Pupils and teachers who have “gone the extra mile” were celebrated at a prizegiving evening.

The Outstanding for All Awards, run by Haringey Council and held at Alexandra Palace, saw young people and community groups from across the borough commemorated for their achievements.

Derwit Zerai, of Greig City Academy, won the achievement in the arts award for his contribution to the school’s drama and music departments.

Mr Zerai, who is a keen guitarist and has recently been involved in productions of Greek plays, said: “I wasn’t expecting it, but getting this award has been one of the most amazing achievements of my life so far.

“I’d like to give a shout out to the art department in Greig City Academy, and to Mr Mishra who has always been there pushing me. He’s always supported me and been there helping me out."

Nimra Butt, who is visually impaired and will eventually go completely blind, won the overcoming adversity award.

Ms Butt, a pupil at Hornsey School, is unable to see the board in class and gets tired after reading. She is also unable to travel on her own.

She said: “I was really nervous tonight.

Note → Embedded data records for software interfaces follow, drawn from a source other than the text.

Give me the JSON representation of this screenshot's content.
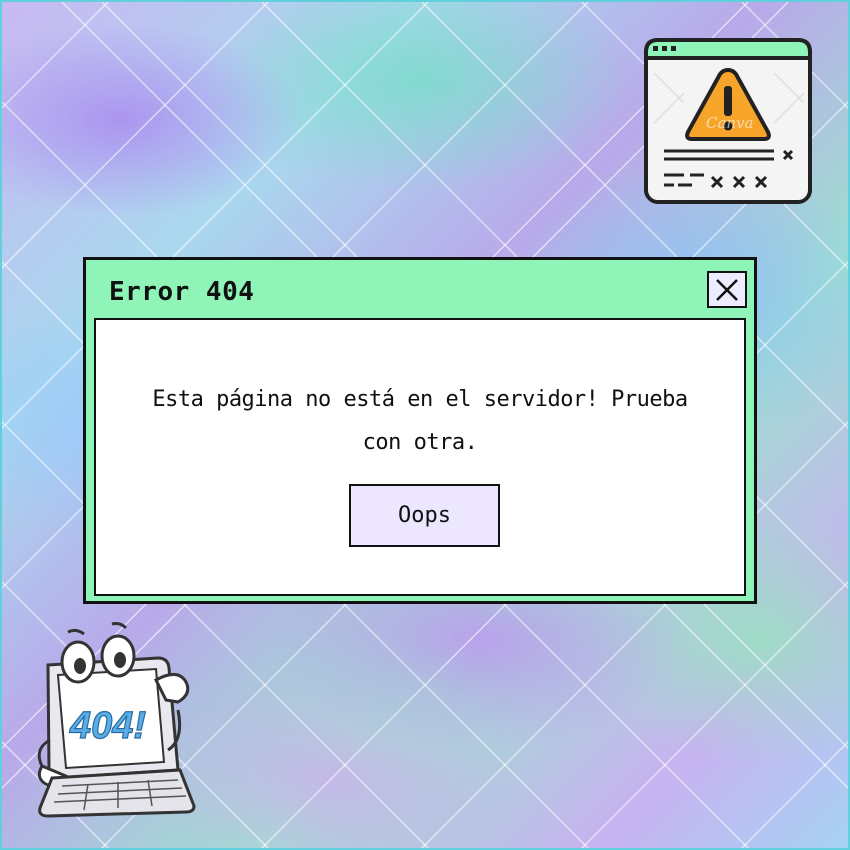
{
  "dialog": {
    "title": "Error 404",
    "message": "Esta página no está en el servidor! Prueba con otra.",
    "button_label": "Oops",
    "close_icon": "close-icon"
  },
  "warning_window_icon": {
    "watermark": "Canva"
  },
  "mascot": {
    "screen_text": "404!"
  },
  "colors": {
    "dialog_titlebar": "#8EF4B7",
    "dialog_body": "#FFFFFF",
    "button_fill": "#ECE7FF",
    "warning_fill": "#F7A52A",
    "border": "#111111"
  }
}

I had to put a lot of effort into my school work but I made sure I asked for help if I needed it.”

Ms Butt is currently studying for A-levels in chemistry, maths and biology and hopes to study medicine in university.

The Celebrating Diversity Award, presented by Councillor Bernice Vanier, went to educational group Narrative Eye, who visit schools to teach pupils about black history.

Tanya Thompson, collecting the award on behalf of the group, said: “It’s surprising to win, we just humbly go about our work and just try to make a difference to children and adults."

The group’s current work involves teaching children about Afro-Caribbean people’s involvement in the First World War, but the next project will be on the contribution of black people to society in the Tudor period.

Miss Thompson said: “We usually learn so much about Henry VIII.”

Age UK won the Community Organisation Award for its work pairing older people with primary school children for reading sessions.

In a parallel project, Haringey sixth formers help pensioners use computers and other IT equipment.

Intergenerational development officer Claire Frost said people aged over 60 wanted to be involved with children.

Amira Ali, of Hornsey School for Girls and Kiew Hoang of Gladesmore were jointly awarded the unsung youth award.

Ms Ali campaigned at her school against female genital mutilation and Ms Hoang has been volunteering to support young people. 

Ms Ali said the award made her feel proud of what she had done, and felt that her school now took the issues more seriously.

Ms Hoang said she had enjoyed bringing people together over the course of her volunteering.

The lifetime achievement award, in memory of Pat Egan, was given to Kenneth Henry, who has worked in non-mainstream education for more than 25 years.

Mr Henry said he had first been attracted to the job when his daughter had emotional problems, and that he intended to stay working in the area for many more years.